Society for the Dissemination of Historical Fact


SDHF Newsletter No. 395 The Road to the Greater East Asian War Part 19, Chapter 5 : Japan and World War I-3

Nakamura Akira, Dokkyo University Professor Emeritus
(English Translation: Society for the Dissemination of Historical Fact)
Part 19, Chapter 5: Japan and World War I-3

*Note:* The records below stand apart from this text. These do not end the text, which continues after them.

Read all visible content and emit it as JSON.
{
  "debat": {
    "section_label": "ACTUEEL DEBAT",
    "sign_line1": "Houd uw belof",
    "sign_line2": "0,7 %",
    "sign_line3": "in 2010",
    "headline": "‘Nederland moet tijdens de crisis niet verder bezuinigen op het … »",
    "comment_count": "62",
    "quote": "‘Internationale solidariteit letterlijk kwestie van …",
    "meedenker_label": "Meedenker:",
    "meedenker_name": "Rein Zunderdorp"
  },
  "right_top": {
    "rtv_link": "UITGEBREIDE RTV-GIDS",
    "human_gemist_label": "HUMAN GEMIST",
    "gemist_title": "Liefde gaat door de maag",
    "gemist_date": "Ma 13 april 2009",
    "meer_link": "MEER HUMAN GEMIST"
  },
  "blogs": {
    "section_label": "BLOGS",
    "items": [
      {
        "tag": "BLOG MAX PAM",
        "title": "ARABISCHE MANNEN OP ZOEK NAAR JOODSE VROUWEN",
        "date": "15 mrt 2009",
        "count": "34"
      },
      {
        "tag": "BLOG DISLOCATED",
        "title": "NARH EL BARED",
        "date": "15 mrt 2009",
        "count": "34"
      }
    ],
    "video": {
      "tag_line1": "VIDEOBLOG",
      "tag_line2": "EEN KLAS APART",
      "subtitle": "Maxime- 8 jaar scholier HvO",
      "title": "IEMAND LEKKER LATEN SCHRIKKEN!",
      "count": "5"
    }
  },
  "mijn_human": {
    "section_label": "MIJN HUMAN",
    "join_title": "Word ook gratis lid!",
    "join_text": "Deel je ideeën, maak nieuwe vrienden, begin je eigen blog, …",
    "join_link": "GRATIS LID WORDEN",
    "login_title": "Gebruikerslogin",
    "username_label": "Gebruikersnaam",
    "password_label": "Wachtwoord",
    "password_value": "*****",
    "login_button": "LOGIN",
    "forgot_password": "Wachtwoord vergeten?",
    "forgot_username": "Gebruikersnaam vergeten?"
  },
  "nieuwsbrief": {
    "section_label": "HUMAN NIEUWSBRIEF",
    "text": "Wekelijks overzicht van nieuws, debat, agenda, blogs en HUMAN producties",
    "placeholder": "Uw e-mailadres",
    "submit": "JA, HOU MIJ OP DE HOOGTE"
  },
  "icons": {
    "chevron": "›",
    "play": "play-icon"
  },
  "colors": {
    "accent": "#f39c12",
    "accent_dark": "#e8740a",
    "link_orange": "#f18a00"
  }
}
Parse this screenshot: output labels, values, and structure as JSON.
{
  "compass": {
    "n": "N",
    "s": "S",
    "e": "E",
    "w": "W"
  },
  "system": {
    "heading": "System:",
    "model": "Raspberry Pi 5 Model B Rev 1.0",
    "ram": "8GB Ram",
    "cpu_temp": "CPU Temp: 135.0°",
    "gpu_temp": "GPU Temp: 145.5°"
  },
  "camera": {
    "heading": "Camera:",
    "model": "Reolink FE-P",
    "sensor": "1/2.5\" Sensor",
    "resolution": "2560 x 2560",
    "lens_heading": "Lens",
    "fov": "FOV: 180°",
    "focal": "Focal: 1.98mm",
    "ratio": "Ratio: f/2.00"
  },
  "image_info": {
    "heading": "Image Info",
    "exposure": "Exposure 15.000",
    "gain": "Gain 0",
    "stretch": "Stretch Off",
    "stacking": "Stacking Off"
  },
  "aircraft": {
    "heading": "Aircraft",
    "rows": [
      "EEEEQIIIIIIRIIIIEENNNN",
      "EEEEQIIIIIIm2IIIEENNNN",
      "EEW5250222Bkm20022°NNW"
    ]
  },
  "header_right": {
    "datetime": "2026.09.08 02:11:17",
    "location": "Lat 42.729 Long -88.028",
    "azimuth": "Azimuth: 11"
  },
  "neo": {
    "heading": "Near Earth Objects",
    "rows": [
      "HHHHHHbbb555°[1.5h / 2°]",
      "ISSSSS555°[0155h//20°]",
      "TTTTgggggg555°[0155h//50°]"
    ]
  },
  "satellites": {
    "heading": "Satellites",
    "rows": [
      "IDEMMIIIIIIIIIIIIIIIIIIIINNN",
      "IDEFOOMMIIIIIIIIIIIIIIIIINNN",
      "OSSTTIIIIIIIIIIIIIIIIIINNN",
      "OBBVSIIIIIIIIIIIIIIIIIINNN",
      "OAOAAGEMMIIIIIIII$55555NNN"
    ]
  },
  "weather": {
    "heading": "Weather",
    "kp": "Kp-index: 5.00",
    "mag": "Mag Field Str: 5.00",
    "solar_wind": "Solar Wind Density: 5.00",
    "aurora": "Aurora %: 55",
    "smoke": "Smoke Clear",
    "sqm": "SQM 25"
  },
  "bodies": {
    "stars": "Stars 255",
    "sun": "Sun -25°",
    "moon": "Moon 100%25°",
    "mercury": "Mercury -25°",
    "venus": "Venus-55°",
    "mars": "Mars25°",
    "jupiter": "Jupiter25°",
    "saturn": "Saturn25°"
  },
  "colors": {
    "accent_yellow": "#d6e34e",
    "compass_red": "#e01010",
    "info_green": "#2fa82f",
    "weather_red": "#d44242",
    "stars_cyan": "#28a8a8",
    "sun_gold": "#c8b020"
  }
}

In 1917, while World War I was still raging, the Russian Revolution began. During the chaotic years that followed the Russian Revolution came the Siberian Intervention, in which Japan participated along with the other Allies. It earned the reputation of being an exercise in futility, as history textbooks often describe it.
When we contemplate international politics of that time, and the events that followed, i.e., the flow of history up to this very day, especially the spread of communism and political crimes, we must conclude that Japan’s Siberian Expedition, regardless of its consequences or effectiveness, did have historical value.
On January 1, 1918 Britain appealed to Japan to lead an expedition to Siberia, whose purpose would be to prevent the Germans from taking possession of more than 600,000 tons of munitions that had accumulated in Vladivostok. Britain’s request for Japan to act as the Allies’ consignee was supported by France. A consultation with the US revealed that Woodrow Wilson was vehemently opposed to a Japanese expedition, especially an independent one, even as a consignee of the Allies.
The proposal from Britain and France for a joint expedition gave rise to a debate in Japan. The doves worried about US opposition, and were convinced that interfering militarily in Siberia without American approval would be a dangerous diplomatic choice. On March 19 the Japanese government responded as follows: “Japan is prepared to support the joint Allied objective. However, our participation would depend on the support of all Allies. We shall refrain from taking any action whatsoever until we have reached an understanding with the US and all other Allied nations.
However, in mid-May the situation in Russia changed abruptly. The Czech Corps was fighting in the Eastern theatre under the aegis of the provisional Russian government. Because of the advance of German troops, they were forced to evacuate eastward to Vladivostok. Fifteen thousand of them reached Vladivostok in mid-May and another 40,000 were heading for Vladivostok via the Trans-Siberian railway.
On June 7, in accordance with a resolution passed by the Allied Supreme War Council, Britain requested that Japan dispatch troops to Siberia. In response, the Japanese responded that the Imperial government “attach great importance to the positive support of the [American government] in considering any action of intervention in Siberia.”
The Allied Supreme War Council appealed to Wilson to sanction a joint expedition, as it was indispensable to an Allied victory. The US Supreme War Council resolved to dispatch approximately 7,000 troops each from Japan and the US to Vladivostok, and to announce that the objective of the expedition would be to assist the Czech Corps.
Today the cooperative effort between Japan and the US is referred to as the Japan-US joint expedition. But as Griswold writes, “In the Far East its purpose first and last was to resist the Japanese penetration of northern Manchuria and Siberia.” The US military were suspicious of Japan’s reason for joining the expedition. They did not aid the Japanese military in their battles with Bolsheviks. While the Japanese advancing into Siberia were certain that Russian communism was a dangerous ideology and believed the Bolsheviks were evil, the Americans did not share that view. It even seemed to them as though by participating in expedition in the expedition of Siberia, the Japanese would be violating the Open Door Policy.
In January 1920 the US expeditionary force suddenly withdrew without notifying the Japanese government, so as to isolate the Japanese in front of world public opinion.
Not all US government officials were blind to the danger posed by communism to the Far East. On November 30, 1919, Secretary Lansing wrote the following in his diary; “Certainly, in the circumstance we ought not to raise any objection to Japan sending a sufficient force to check the Bolshevik advance, for the spread of Bolshevism in the far East would be a dreadful menace to civilization.”
MOTEKI Hiromichi, Chairman
Society for the Dissemination of Historical Fact